We were careful to never pressure candidates to join and to always respect what was best for them. This was less stressful for everyone, and things ultimately wouldn’t work out well if we forced it anyways.
Only the Start
Interviewing was a tremendous amount of work, but it was only the start. To make all that work pay off, we then had to successfully onboard the new hire and retain them over the long run. Thus began the great craft of management. Since interviewing and managing are such a full time investment, it pays to put it off for as long as possible, at least until you reach product market fit. Once you do, you’ll have the fundamentals of your startup in place, and recruiting and retaining will become easier anyways.
But when the time is right for your startup, it’s worth intentionally designing your interview process like this. The greatest joy of working at our startup was our team, and none of what we accomplished would have been possible without it. So go forth and build the best one you possibly can.

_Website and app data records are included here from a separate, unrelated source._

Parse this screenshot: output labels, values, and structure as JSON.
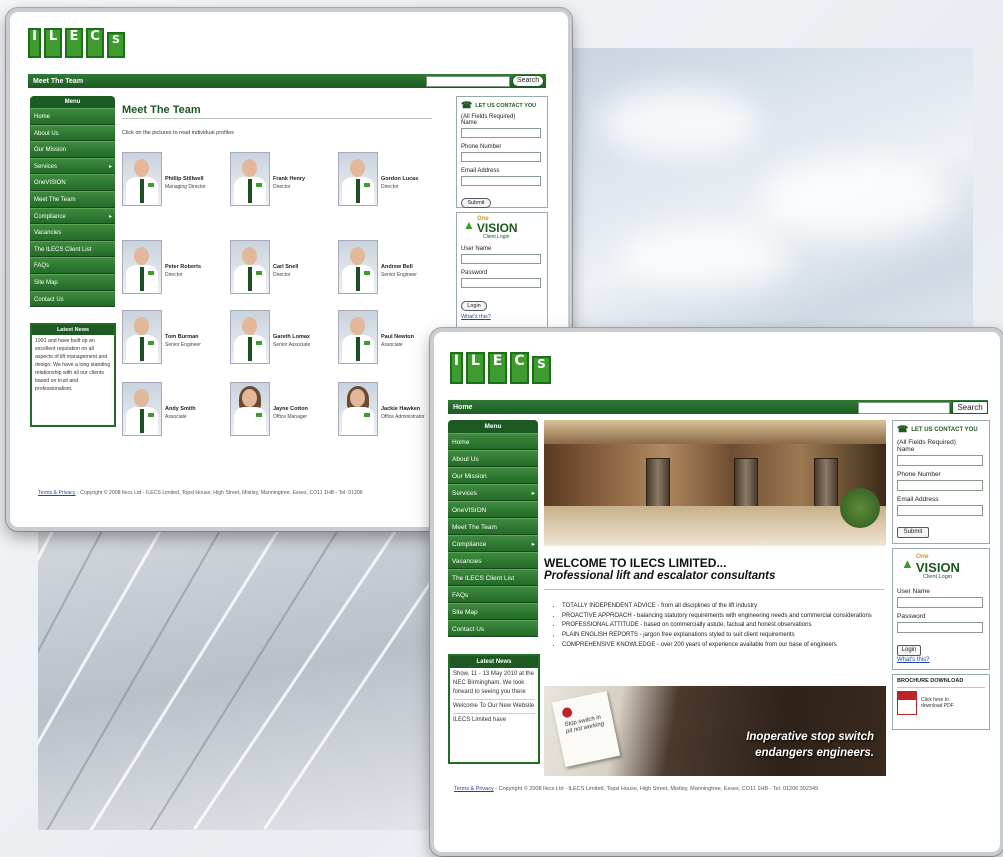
{
  "logo": [
    "I",
    "L",
    "E",
    "C",
    "S"
  ],
  "search_label": "Search",
  "team_page": {
    "bar_title": "Meet The Team",
    "heading": "Meet The Team",
    "intro": "Click on the pictures to read individual profiles",
    "members": [
      {
        "name": "Phillip Stillwell",
        "role": "Managing Director",
        "gender": "m"
      },
      {
        "name": "Frank Henry",
        "role": "Director",
        "gender": "m"
      },
      {
        "name": "Gordon Lucas",
        "role": "Director",
        "gender": "m"
      },
      {
        "name": "Peter Roberts",
        "role": "Director",
        "gender": "m"
      },
      {
        "name": "Carl Snell",
        "role": "Director",
        "gender": "m"
      },
      {
        "name": "Andrew Bell",
        "role": "Senior Engineer",
        "gender": "m"
      },
      {
        "name": "Tom Burman",
        "role": "Senior Engineer",
        "gender": "m"
      },
      {
        "name": "Gareth Lomax",
        "role": "Senior Associate",
        "gender": "m"
      },
      {
        "name": "Paul Newton",
        "role": "Associate",
        "gender": "m"
      },
      {
        "name": "Andy Smith",
        "role": "Associate",
        "gender": "m"
      },
      {
        "name": "Jayne Cotton",
        "role": "Office Manager",
        "gender": "f"
      },
      {
        "name": "Jackie Hawken",
        "role": "Office Administrator",
        "gender": "f"
      }
    ],
    "news_text": "1991 and have built up an excellent reputation on all aspects of lift management and design. We have a long standing relationship with all our clients based on trust and professionalism.",
    "footer_link": "Terms & Privacy",
    "footer_text": " - Copyright © 2008 Ilecs Ltd - ILECS Limited, Topsl House, High Street, Mistley, Manningtree, Essex, CO11 1HB - Tel: 01206"
  },
  "menu": {
    "head": "Menu",
    "items": [
      "Home",
      "About Us",
      "Our Mission",
      "Services",
      "OneVISION",
      "Meet The Team",
      "Compliance",
      "Vacancies",
      "The ILECS Client List",
      "FAQs",
      "Site Map",
      "Contact Us"
    ],
    "arrow_items": [
      "Services",
      "Compliance"
    ]
  },
  "news_head": "Latest News",
  "contact": {
    "title": "LET US CONTACT YOU",
    "required": "(All Fields Required)",
    "name": "Name",
    "phone": "Phone Number",
    "email": "Email Address",
    "submit": "Submit"
  },
  "onevision": {
    "one": "One",
    "vision": "VISION",
    "client_login": "Client Login",
    "username": "User Name",
    "password": "Password",
    "login": "Login",
    "whats_this": "What's this?"
  },
  "home_page": {
    "bar_title": "Home",
    "welcome_title": "WELCOME TO ILECS LIMITED...",
    "welcome_sub": "Professional lift and escalator consultants",
    "bullets": [
      "TOTALLY INDEPENDENT ADVICE - from all disciplines of the lift industry",
      "PROACTIVE APPROACH - balancing statutory requirements with engineering needs and commercial considerations",
      "PROFESSIONAL ATTITUDE - based on commercially astute, factual and honest observations",
      "PLAIN ENGLISH REPORTS - jargon free explanations styled to suit client requirements",
      "COMPREHENSIVE KNOWLEDGE - over 200 years of experience available from our base of engineers"
    ],
    "banner_line1": "Inoperative stop switch",
    "banner_line2": "endangers engineers.",
    "note_text": "Stop switch in pit not working",
    "news_items": [
      "Show, 11 - 13 May 2010 at the NEC Birmingham. We look forward to seeing you there",
      "Welcome To Our New Website",
      "ILECS Limited have"
    ],
    "brochure_title": "BROCHURE DOWNLOAD",
    "brochure_text": "Click here to download PDF",
    "footer_link": "Terms & Privacy",
    "footer_text": " - Copyright © 2008 Ilecs Ltd - ILECS Limited, Topsl House, High Street, Mistley, Manningtree, Essex, CO11 1HB - Tel: 01206 392349"
  },
  "colors": {
    "brand_green": "#1d5a23",
    "accent_green": "#3e9b2e",
    "link": "#2244aa"
  }
}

I’m only going to be covering how we interviewed engineers, although many of the ideas will be applicable to other roles. Early stage software startups should mostly be hiring engineers, though, if they’re hiring at all. The founders should do the rest. ↩
Candidates who hadn’t worked at early stage startups before would often be seeking things that only make sense at larger companies, like specializing in a single deep technical problem for multiple years straight, building out a team of engineers underneath them upon joining, or frequenting various conferences. ↩
Eventually the Head of Engineering, and then after that the hiring managers for their respective teams, can conduct the introductory chat. Here I’m talking about before the team has scaled to the size that those roles exist. And arguably, if you’ve hired the right kind of people along the way, those engineering leaders will be like founders in their own right. ↩
In its episode on hiring, the excellent Metamuse podcast points out how “phone screen” is a bad name because it implies that the goal of the call is to filter out bad candidates instead of to attract great ones. This emphasis on filtering comes from the few big tech companies like Google who were flooded with so many candidates that their primary problem actually was screening out bad candidates. But most startups have the opposite problem: attracting great ones. I wish we’d realized this and called this stage something else, like “Technical Skills Fit”.
In general, a lot of Silicon Valley startups’ interview processes have been cargo culted from big companies like Google, and it really pays to challenge assumptions, think from first principles, and do things differently whenever it makes sense. Whenever we did, we got better signal and candidates appreciated the authentic reflection of what we were all about. ↩
This was an instance where treating our interview process like it was just another product we were building paid off. We just asked ourselves what we would want if we were the ones coming in to interview, and the answer was clear: information about what to expect. In general, asking what interview process we ourselves would enjoy going through helped us improve it for candidates. ↩
At one point, we had four interview segments, but we found this was too draining for candidates. ↩
To ensure everyone on our team interviewed with the same level of care, we had new interviewers shadow seasoned ones until they felt comfortable conducting their own. Once they did, we reversed it and had the seasoned interviewer shadow the new interviewer until they no longer had any feedback. ↩
“Maybe” wasn’t an option, and if an interviewer ever was unsure, we diagnosed what we needed to do differently next time to ensure they got enough signal to decide. ↩